Date of Patent: Dec 16, 2014
Patent Publication Number: 20130068825
Assignee: MegaStir Technologies LLC (Provo, UT)
Inventors: David Rosal (West Bountiful, UT), Paul T. Higgins (Provo, UT), Russell J. Steel (Salem, UT), Scott M. Packer (Alpine, UT), Jeremy Peterson (Cedar Hills, UT), Steve W. Larsen (Payson, UT), Samuel C. Sanderson (Alpine, UT), Jonathan A. Babb (West Jordan, UT)
Primary Examiner: Erin Saad
Application Number: 13/623,710

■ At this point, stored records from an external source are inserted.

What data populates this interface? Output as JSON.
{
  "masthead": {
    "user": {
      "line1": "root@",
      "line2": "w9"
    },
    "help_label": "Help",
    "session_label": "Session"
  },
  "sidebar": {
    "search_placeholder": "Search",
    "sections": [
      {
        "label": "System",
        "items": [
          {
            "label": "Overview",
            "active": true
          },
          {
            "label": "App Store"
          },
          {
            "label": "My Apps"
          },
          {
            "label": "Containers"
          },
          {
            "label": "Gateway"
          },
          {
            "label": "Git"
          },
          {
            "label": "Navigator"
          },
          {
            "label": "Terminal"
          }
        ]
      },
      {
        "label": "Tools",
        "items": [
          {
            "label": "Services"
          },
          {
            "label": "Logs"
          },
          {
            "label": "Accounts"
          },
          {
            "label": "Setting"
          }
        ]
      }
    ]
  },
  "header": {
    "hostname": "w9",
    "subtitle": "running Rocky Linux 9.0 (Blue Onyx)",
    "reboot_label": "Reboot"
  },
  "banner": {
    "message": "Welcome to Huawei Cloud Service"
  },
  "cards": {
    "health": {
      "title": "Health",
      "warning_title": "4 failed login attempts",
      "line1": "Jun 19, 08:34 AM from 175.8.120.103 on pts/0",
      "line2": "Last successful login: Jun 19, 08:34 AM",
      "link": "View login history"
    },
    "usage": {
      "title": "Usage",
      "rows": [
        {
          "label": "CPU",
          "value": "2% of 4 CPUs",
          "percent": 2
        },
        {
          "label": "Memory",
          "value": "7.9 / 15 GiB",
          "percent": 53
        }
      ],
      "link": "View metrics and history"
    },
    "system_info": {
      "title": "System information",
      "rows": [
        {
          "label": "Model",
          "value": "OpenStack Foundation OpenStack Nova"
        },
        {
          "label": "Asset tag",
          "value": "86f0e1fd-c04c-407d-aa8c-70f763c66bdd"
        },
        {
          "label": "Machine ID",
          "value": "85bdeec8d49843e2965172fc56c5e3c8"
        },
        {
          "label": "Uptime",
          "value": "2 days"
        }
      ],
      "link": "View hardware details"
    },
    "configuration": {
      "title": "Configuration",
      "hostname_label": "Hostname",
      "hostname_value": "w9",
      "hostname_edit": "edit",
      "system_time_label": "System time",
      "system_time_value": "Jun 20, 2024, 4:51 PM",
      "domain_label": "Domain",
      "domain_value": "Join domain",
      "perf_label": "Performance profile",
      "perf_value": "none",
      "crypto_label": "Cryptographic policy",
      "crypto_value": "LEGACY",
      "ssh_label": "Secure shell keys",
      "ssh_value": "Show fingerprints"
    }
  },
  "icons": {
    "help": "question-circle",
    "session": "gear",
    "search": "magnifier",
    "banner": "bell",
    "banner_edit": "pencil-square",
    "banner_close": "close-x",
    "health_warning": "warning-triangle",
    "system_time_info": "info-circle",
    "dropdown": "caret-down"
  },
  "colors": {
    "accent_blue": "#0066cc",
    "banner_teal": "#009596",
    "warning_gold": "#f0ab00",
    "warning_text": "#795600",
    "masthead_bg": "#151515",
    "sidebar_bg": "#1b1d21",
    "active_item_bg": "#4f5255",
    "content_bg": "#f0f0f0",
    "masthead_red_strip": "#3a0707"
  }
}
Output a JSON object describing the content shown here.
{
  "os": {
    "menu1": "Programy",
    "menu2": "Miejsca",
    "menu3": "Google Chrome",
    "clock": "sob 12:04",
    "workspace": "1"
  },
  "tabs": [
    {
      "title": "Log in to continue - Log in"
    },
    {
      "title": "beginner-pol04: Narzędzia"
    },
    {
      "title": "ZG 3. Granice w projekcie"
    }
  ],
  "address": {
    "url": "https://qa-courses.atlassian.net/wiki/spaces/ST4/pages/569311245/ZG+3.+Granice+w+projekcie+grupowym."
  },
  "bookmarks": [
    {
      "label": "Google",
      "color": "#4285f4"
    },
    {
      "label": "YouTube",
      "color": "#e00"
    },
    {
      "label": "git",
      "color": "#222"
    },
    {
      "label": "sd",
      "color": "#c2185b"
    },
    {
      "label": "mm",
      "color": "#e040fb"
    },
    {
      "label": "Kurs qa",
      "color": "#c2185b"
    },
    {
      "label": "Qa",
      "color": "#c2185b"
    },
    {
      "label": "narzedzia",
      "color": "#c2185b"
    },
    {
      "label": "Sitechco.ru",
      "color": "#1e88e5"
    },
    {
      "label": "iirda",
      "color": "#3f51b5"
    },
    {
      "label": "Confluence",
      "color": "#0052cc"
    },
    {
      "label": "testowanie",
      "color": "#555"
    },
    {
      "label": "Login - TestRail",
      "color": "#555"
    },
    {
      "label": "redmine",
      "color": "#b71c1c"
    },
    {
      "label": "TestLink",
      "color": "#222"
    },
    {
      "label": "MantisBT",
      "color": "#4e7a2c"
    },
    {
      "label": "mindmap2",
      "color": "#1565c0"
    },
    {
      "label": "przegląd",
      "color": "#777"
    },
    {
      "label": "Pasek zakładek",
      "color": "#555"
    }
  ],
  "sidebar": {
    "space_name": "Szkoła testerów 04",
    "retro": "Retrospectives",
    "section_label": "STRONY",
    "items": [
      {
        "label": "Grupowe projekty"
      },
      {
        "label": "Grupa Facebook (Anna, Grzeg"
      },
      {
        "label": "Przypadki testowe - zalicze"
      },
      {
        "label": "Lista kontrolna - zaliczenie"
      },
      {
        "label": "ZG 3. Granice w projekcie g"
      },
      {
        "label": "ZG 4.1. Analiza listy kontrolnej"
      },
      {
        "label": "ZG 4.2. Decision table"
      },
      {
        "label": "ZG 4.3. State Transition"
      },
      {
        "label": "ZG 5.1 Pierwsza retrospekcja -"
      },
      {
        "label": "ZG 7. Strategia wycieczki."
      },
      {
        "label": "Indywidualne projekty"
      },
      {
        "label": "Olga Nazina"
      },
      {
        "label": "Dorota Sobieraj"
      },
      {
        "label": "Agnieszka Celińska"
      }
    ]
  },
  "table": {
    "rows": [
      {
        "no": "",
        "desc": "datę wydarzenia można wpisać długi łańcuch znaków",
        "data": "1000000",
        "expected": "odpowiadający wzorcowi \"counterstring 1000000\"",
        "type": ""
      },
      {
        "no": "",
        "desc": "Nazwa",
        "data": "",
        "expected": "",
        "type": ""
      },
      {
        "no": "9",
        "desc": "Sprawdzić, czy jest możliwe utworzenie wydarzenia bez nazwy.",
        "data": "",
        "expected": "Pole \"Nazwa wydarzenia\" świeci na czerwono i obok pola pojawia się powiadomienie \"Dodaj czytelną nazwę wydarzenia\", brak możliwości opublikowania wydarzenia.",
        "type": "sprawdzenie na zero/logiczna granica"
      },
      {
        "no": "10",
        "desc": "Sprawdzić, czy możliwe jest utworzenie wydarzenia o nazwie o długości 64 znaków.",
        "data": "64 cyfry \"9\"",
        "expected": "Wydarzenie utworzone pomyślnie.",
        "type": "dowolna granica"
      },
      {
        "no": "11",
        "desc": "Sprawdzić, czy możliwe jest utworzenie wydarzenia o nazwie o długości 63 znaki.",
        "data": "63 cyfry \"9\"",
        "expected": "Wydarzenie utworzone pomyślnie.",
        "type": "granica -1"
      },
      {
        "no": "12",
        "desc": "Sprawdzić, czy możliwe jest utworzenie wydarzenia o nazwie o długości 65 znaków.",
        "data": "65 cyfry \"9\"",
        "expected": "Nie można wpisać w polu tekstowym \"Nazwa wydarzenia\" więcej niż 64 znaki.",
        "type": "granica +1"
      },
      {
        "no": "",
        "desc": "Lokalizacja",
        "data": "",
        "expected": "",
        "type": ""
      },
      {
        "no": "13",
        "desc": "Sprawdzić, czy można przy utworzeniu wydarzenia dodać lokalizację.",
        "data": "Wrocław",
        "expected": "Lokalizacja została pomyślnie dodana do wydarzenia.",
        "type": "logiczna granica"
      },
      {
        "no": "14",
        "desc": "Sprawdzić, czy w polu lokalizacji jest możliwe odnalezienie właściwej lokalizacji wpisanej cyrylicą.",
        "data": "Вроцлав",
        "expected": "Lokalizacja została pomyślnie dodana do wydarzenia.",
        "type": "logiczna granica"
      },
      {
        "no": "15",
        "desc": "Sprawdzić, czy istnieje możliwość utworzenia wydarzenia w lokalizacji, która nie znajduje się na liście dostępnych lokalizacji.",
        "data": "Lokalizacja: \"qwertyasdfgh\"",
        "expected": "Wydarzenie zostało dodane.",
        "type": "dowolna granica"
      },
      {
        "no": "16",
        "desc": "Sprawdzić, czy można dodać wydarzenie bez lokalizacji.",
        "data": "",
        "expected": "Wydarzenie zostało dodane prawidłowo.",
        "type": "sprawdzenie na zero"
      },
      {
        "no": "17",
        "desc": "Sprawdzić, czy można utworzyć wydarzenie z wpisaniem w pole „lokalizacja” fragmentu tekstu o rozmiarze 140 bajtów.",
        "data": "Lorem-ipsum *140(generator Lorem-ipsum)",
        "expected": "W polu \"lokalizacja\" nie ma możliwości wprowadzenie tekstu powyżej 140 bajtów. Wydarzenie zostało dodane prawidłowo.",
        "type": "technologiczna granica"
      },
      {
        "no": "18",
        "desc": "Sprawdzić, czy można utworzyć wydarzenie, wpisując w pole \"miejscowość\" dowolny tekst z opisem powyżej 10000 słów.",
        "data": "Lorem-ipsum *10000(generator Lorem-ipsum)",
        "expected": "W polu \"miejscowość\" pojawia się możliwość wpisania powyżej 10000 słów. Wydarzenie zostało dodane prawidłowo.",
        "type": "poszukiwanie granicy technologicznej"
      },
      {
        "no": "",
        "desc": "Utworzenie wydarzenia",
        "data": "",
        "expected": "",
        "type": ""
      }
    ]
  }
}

International Classification: B23K 20/00 (20060101); B23K 20/12 (20060101);